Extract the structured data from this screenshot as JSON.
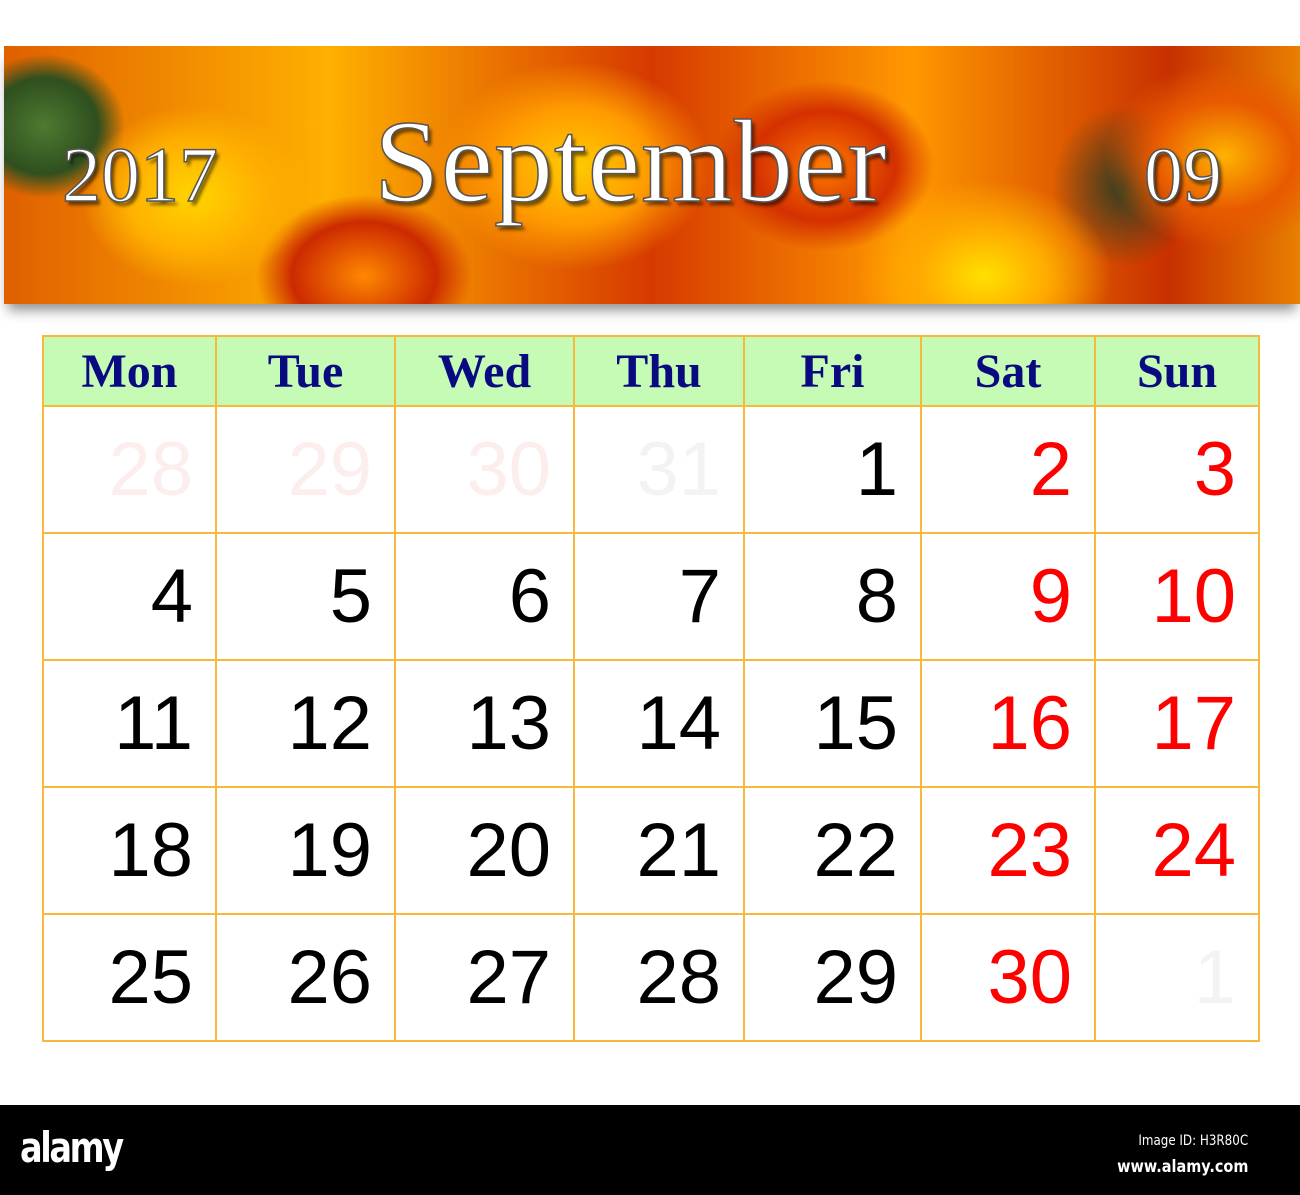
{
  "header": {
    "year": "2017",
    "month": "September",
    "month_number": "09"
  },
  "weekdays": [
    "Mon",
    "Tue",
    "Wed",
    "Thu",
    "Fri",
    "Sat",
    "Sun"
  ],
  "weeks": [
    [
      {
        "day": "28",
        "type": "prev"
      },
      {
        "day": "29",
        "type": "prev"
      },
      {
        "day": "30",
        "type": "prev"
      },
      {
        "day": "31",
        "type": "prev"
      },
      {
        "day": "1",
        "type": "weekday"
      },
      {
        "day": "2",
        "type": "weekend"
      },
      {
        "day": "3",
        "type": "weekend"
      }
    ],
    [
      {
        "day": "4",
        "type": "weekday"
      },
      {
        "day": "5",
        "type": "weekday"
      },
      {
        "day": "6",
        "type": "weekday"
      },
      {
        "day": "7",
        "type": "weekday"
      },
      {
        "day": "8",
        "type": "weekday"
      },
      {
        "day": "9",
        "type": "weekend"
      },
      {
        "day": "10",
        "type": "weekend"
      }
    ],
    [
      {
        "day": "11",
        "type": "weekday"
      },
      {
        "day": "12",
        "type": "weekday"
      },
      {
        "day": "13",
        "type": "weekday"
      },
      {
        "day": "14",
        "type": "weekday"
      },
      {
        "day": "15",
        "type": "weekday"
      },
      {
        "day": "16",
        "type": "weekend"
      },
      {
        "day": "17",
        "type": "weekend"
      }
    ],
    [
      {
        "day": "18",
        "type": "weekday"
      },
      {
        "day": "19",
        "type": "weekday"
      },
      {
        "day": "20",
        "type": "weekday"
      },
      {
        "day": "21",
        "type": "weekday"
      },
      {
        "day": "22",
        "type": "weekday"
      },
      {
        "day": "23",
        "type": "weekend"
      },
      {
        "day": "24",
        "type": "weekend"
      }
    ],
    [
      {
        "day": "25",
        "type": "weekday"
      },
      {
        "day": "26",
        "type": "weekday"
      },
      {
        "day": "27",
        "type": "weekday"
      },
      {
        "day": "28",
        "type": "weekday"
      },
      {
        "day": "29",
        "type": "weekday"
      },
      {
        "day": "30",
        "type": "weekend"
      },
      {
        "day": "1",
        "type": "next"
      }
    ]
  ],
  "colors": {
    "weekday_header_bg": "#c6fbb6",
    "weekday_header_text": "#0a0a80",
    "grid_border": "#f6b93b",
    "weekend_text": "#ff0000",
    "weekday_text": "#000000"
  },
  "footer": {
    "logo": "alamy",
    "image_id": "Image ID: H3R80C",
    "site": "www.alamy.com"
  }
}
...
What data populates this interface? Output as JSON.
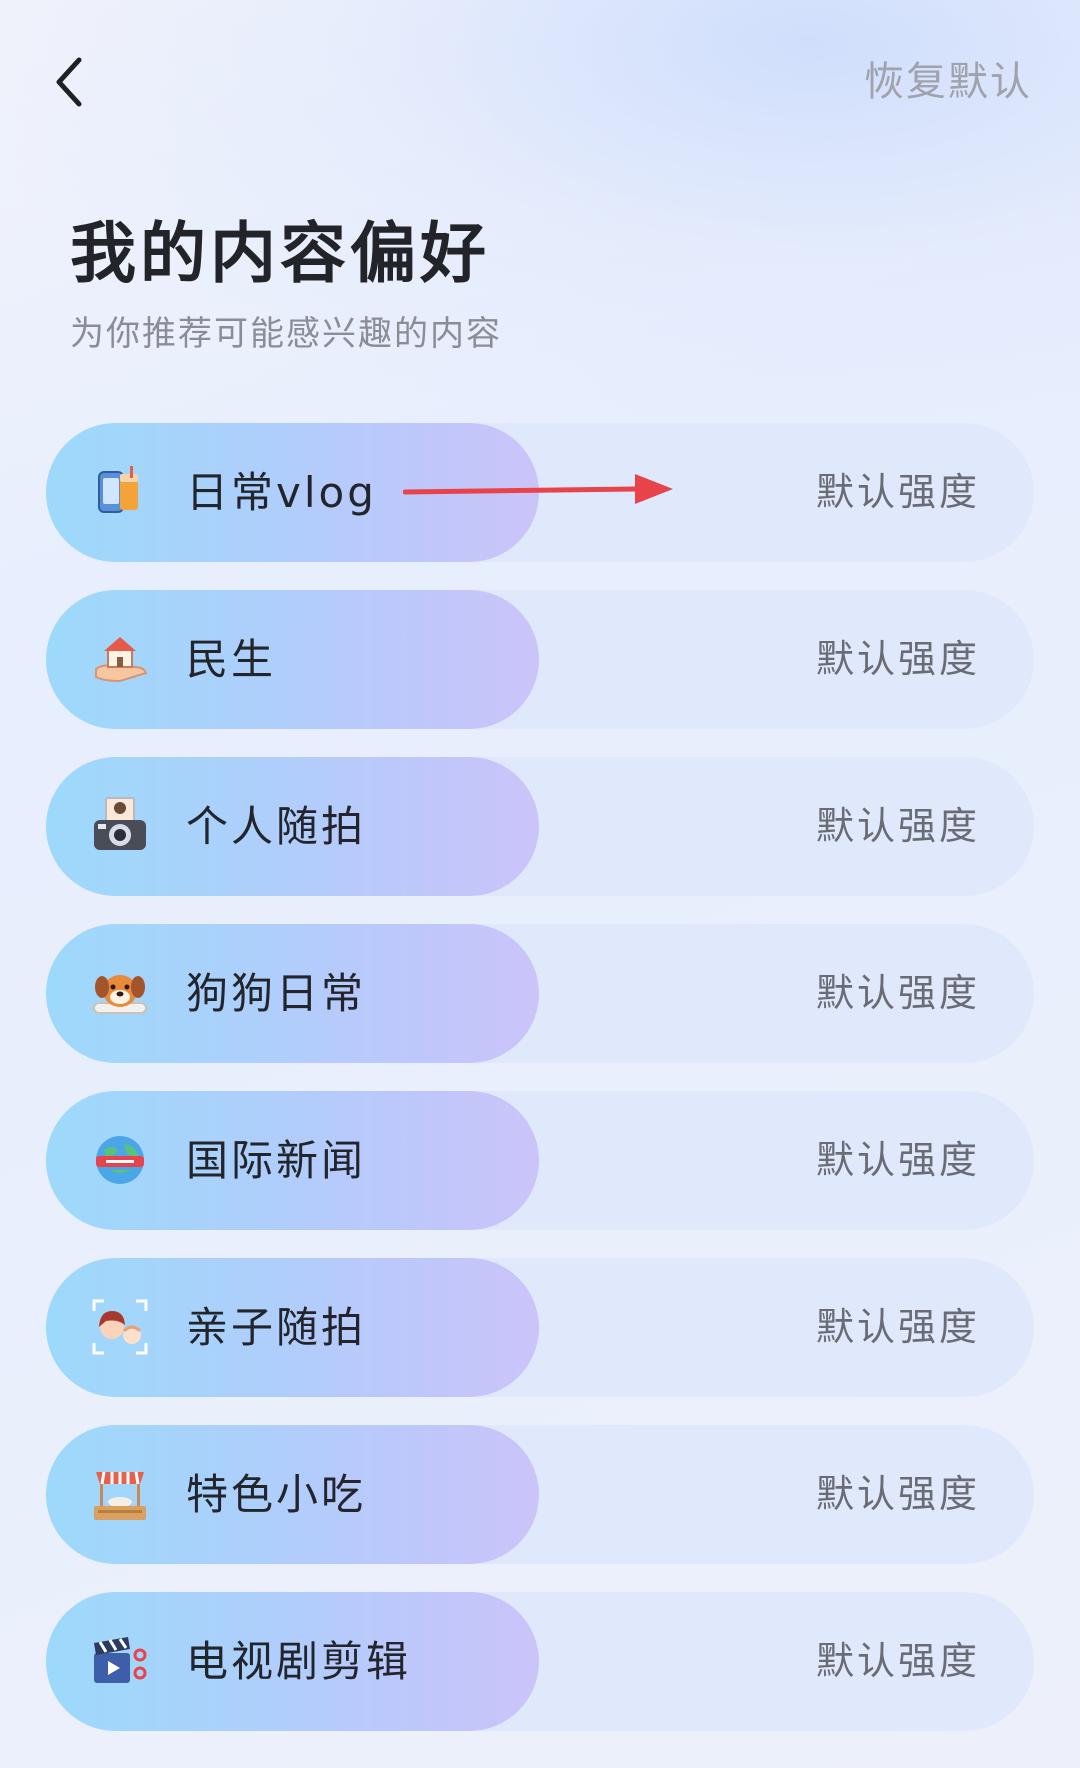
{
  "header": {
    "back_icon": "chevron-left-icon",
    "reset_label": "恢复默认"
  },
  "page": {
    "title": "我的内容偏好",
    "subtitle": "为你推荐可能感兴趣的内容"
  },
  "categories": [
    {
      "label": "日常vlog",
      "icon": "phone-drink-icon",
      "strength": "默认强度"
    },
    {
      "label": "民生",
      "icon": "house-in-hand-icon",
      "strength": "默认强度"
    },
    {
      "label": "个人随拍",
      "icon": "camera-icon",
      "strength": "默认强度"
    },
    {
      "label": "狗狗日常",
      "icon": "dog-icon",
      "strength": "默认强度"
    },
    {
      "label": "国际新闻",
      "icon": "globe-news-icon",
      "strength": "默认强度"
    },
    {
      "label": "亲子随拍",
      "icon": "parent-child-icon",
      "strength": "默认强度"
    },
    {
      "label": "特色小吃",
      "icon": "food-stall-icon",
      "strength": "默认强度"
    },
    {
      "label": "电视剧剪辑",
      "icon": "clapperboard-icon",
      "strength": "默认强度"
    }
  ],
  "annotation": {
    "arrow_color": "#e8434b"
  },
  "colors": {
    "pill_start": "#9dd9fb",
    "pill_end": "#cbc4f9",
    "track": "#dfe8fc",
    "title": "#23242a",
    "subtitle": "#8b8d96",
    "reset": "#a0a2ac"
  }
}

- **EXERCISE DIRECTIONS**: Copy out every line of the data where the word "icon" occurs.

- **EXPECTED ANSWER**:
    "back_icon": "chevron-left-icon",
      "icon": "phone-drink-icon",
      "icon": "house-in-hand-icon",
      "icon": "camera-icon",
      "icon": "dog-icon",
      "icon": "globe-news-icon",
      "icon": "parent-child-icon",
      "icon": "food-stall-icon",
      "icon": "clapperboard-icon",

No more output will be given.